I welcomed the sunrise on the morning after the winter solstice in the solitude of my still-sleeping house. The first cup of tea of the day was beside me on the window-sill, making miniature mist on the cold glass.
Slowly the long, long night - the longest night of the year - burned away into grey dawn. The first light pierced the antique glass above our front door, now pink, now gold, and soon the whole room swam with morning. Upstairs, my family began to stir, and the day began.
My winter coat, draped over a chair to dry, still smelled of damp earth and woodsmoke from the previous night's solstice bonfire (a bonfire which, thanks to a week of rain, had taken a lot more coaxing to ignite and somewhat lacked the primal oomph of last year's fire, but was nevertheless beautiful and brilliant in the end).
On the solstice night there had been a tiny break in the clouds as we waited for the bonfire to catch alight and, seeing it, Ralph had yelled "The moon!

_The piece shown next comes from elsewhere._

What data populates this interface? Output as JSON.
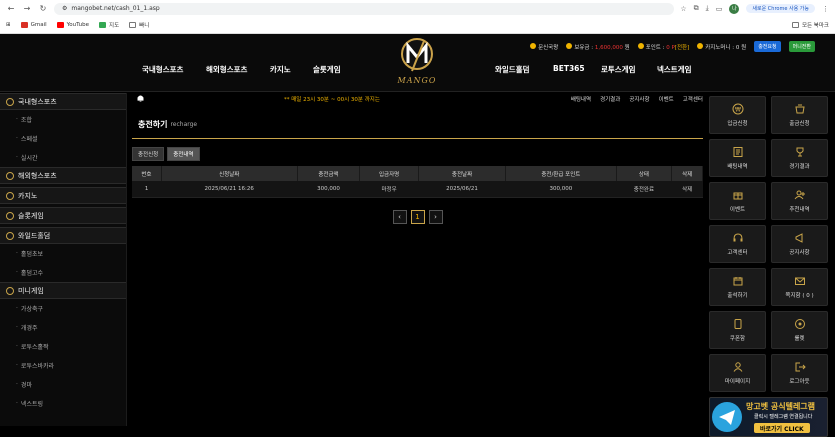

I want to touch the moon!" We showed the children the Southern Cross, and the two Pointers that show the way, and, glowing steadily directly above the moon, we found Venus. Ancient fires and rocks, all of us, spinning and hurtling through millennia, marking the dark days. And the light ones too.
As the morning's temperature crept into double digits, I ventured into my frost-melty garden to dig and plant and prune, and to think some alone thoughts about winter and hibernation and stillness, and about all the quiet rest and rejuvenation that happens underground, for life to burst forth life in spring.